Billed as a documentary about 'the coming-out of queer cinema', and destined mostly for TV and DVD formats after further festival action, Here's Looking At You, Boy ticks most of the right boxes in its interviews-plus-film clips survey of the years when queer cinema emerged from the underground into the mainstream.
It takes off, in other words, pretty much where The Celluloid Closet (1995) left off; and in doing so it covers much the same terrain as last year's Fabulous! The Story of Queer Cinema, which also screened at the Berlinale.
The two films even share some of the same interviewees, like the trailblazing John Waters, who provides some of the few laughs in the current opus (on Brokeback Mountain: 'they were distraught because they could only meet twice a year and have great sex' Sounds perfect to me').
But Here's Looking... is a curiously dutiful round-up, without much passion or any discernible agenda.
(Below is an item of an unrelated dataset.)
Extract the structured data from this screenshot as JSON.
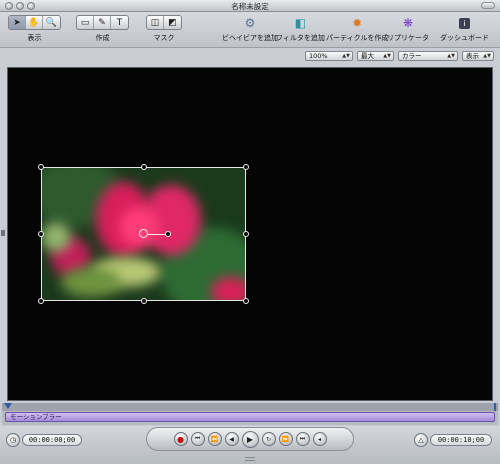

It's also heavily slanted towards US and European gay and lesbian films, with a particular emphasis, in the latter category, on German and Dutch cinema.
This will please the local crowd at the Berlinale, where it played and whose Teddy Awards feature prominently at one point; in fact, the film almost seems tailor-made for this particular festival.
It's odd though, that this instructive tale of how a social minority used cinema as a tool for self-empowerment ignores some important minorities within queer cinema.
Although one or two (Western) interviewees nod at the difficulties of filmmakers in countries where homosexuality is still outlawed or taboo, there is only one interview and filmclip from a developing country - India - and no mention whatsoever of seminal Asian gay films like Zhang Yuan's East Palace, West Palace or Wong Kar-wai's Happy Together.
What we do get are interviews with a string of gay movie alumni or inspirations like Rosa von Praunheim (who looks more and more like Helmut Kohl each year), John Waters, Joseph Lovett, Tilda Swinton, Stephen Frears, Constantinos Giannaris, Guinevere Turner and Gus Van Sant.
Fassbinder and Derek Jarman are commemorated - the latter mostly by his muse, Swinton, who tells a nice anecdote about the way Jarman joked about raising money from producers like Channel 4 or ZDF by telling them that his next project was definitely going to be his last.
It's up to the perceptive Van Sant to point out that one of the reasons why Brokeback Mountain crossed over to mainstream audiences so effectively was because 'just about everyone involved with it was straight'.
Shot on Digi Beta, the film has TV-quality visuals, and Richie Staringer's keyboard soundtrack is too politely jazzy to give much lift. But at least we get to relive some great film moments, from the campfire scene in My Own Private Idaho to the dramatic rooftop revelations in Hettie MacDonald's Beautiful Thing.
SND Films Amsterdam